- _MATERIAL SUPPLIED_
* * * * *

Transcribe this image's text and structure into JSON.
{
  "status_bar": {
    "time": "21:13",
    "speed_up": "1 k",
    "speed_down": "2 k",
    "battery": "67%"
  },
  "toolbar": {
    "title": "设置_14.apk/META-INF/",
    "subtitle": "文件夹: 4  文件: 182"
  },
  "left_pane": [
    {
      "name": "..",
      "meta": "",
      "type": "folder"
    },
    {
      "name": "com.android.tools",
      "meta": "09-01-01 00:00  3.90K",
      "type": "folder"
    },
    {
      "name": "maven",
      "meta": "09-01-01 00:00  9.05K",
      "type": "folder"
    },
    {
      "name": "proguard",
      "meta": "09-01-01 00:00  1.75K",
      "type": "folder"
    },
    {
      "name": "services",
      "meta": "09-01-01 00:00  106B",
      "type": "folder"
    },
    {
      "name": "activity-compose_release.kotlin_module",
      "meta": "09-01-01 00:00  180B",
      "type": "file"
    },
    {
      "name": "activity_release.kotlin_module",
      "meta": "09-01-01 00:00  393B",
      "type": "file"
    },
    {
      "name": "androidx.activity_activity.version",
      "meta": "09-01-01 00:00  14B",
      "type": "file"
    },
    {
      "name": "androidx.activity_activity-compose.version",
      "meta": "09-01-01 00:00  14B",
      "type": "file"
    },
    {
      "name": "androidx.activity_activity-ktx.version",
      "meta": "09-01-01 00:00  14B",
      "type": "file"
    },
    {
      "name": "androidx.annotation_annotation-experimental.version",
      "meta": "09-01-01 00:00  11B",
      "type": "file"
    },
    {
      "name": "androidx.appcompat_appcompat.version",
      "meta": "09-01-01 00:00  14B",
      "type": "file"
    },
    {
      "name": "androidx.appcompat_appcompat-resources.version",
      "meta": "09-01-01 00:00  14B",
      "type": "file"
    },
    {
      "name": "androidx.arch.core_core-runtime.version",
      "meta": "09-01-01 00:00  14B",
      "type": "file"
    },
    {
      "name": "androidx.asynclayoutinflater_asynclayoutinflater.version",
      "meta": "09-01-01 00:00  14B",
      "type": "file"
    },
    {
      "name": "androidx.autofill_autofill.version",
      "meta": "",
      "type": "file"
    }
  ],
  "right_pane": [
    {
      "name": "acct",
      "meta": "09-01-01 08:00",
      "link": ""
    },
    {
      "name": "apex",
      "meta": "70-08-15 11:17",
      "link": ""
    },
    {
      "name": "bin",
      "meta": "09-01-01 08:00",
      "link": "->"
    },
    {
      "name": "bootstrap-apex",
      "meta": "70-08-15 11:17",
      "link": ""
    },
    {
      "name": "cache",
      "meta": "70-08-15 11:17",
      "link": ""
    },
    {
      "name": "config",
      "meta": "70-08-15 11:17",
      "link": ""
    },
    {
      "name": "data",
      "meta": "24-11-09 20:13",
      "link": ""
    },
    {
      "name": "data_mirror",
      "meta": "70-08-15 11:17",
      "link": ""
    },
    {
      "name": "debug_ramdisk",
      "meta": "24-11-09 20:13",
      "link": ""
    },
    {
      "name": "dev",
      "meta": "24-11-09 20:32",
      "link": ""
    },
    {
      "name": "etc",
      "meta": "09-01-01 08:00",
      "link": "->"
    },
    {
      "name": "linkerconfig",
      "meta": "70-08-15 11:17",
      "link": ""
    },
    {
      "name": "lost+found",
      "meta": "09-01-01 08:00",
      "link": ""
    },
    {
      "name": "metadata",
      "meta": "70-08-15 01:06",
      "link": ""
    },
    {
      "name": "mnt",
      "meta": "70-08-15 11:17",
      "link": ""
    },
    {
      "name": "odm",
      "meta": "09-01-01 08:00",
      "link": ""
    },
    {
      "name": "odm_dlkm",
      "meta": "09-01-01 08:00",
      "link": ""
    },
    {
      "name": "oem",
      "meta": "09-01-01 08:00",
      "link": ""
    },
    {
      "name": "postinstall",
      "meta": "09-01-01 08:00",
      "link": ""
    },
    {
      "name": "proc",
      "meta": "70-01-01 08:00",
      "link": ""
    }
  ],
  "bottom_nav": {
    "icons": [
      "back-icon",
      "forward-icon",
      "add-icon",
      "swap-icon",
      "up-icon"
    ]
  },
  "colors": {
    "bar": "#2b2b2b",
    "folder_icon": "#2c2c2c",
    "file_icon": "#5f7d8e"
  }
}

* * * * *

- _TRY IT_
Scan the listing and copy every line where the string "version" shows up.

- _RESPONSE AREA_
      "name": "androidx.activity_activity.version",
      "name": "androidx.activity_activity-compose.version",
      "name": "androidx.activity_activity-ktx.version",
      "name": "androidx.annotation_annotation-experimental.version",
      "name": "androidx.appcompat_appcompat.version",
      "name": "androidx.appcompat_appcompat-resources.version",
      "name": "androidx.arch.core_core-runtime.version",
      "name": "androidx.asynclayoutinflater_asynclayoutinflater.version",
      "name": "androidx.autofill_autofill.version",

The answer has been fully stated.